• [DATASET EXCERPTS]:

=== Begin Enclosure ===

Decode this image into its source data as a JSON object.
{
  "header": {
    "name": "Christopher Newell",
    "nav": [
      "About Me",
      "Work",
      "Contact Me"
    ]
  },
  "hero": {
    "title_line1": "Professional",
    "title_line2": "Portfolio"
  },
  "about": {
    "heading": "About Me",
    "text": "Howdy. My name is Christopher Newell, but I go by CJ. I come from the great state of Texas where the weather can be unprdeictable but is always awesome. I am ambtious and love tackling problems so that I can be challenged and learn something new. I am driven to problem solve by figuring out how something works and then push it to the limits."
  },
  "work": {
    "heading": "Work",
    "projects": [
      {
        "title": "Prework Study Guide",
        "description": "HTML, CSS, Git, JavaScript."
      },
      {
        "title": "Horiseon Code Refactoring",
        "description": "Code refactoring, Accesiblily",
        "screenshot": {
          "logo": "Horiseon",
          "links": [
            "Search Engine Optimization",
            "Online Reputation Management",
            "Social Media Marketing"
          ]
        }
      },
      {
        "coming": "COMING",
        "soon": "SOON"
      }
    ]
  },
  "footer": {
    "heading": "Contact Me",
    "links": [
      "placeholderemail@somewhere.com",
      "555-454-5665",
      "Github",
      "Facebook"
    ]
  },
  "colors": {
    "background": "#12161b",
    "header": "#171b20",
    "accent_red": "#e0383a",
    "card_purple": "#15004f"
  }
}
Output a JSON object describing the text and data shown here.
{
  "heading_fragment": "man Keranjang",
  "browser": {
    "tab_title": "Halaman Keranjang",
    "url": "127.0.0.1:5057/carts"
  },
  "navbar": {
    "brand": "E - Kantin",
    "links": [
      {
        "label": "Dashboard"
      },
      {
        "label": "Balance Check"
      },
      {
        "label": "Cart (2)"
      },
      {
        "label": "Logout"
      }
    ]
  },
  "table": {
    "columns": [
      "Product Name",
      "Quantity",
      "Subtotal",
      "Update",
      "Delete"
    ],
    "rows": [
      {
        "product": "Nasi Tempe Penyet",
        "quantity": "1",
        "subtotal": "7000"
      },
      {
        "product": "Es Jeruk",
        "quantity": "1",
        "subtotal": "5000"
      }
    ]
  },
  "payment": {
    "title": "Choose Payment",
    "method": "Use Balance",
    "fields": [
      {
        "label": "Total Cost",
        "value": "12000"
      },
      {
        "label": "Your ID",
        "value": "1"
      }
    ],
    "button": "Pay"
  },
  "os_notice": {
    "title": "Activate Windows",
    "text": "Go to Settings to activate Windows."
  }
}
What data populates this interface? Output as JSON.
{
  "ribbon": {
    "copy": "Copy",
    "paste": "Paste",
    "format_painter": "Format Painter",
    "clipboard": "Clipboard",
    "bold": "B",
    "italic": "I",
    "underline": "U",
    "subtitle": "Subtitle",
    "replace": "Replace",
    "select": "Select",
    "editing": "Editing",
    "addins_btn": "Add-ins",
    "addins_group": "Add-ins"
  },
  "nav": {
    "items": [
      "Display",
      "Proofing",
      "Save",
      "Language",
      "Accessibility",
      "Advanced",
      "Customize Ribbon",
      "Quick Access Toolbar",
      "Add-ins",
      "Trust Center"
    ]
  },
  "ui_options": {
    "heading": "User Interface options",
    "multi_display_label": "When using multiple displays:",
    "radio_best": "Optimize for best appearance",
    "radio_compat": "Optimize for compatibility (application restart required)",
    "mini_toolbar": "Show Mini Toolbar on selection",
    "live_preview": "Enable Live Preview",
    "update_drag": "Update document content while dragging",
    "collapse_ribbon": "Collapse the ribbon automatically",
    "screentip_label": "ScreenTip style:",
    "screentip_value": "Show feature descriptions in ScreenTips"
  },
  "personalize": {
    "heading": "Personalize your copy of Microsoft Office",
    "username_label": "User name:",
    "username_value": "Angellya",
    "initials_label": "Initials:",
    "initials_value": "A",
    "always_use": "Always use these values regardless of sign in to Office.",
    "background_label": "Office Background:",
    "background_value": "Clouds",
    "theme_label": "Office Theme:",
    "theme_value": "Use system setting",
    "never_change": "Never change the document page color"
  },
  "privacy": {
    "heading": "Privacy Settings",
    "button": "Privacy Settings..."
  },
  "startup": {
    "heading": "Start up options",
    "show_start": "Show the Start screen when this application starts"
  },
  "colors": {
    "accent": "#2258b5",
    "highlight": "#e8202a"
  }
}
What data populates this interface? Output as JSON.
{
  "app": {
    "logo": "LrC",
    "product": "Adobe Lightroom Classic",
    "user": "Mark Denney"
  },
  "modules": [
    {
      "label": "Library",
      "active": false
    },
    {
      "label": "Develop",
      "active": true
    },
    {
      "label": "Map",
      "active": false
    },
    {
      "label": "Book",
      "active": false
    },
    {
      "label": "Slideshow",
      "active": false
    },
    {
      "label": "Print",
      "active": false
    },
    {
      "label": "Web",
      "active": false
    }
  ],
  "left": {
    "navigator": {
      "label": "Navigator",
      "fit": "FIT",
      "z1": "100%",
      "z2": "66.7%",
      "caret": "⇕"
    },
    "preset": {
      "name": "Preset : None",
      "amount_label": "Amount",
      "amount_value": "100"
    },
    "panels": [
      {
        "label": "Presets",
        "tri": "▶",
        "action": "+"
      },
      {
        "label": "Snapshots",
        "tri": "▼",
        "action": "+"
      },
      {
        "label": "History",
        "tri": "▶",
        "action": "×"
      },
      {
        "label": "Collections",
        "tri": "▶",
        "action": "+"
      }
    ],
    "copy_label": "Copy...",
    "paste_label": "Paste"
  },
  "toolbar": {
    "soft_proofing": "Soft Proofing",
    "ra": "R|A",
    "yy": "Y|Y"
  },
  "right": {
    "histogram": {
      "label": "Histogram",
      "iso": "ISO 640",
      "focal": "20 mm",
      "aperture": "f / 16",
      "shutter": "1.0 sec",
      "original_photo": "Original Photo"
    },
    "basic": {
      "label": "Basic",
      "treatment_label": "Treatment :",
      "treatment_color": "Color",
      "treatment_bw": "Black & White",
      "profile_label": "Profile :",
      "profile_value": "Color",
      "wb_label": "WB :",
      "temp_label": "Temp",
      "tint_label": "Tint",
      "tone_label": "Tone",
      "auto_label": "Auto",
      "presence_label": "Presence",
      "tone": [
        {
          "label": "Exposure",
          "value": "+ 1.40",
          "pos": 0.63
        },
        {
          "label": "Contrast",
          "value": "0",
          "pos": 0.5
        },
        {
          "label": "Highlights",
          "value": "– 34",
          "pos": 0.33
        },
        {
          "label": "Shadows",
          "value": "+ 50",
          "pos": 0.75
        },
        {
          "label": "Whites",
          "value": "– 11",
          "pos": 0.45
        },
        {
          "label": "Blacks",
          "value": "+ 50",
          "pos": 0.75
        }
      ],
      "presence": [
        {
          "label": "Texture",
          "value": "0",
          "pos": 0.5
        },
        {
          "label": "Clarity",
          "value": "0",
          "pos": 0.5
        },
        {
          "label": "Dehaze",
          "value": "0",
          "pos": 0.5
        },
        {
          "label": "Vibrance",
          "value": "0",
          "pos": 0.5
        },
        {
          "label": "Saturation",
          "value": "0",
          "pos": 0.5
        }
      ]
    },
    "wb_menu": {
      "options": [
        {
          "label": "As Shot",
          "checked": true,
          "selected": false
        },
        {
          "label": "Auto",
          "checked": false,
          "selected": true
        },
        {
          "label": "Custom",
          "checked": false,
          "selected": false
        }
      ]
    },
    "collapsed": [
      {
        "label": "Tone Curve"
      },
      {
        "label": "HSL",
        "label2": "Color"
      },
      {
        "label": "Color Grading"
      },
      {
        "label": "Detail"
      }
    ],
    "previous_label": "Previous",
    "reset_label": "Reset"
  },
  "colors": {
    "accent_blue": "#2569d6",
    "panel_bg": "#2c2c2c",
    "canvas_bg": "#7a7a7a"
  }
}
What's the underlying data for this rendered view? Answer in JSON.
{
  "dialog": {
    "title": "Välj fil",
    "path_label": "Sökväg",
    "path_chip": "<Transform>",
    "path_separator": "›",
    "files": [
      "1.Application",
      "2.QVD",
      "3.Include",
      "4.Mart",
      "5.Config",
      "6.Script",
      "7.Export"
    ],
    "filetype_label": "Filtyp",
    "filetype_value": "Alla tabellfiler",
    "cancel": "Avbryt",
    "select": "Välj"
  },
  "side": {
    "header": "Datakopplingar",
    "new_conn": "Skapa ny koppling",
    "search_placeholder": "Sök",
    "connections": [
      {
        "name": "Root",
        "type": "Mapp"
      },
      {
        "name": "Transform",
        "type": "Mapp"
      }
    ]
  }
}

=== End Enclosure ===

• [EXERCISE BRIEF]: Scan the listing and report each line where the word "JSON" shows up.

• [TASK RESPONSE]:
Decode this image into its source data as a JSON object.
Output a JSON object describing the text and data shown here.
What data populates this interface? Output as JSON.
What data populates this interface? Output as JSON.
What's the underlying data for this rendered view? Answer in JSON.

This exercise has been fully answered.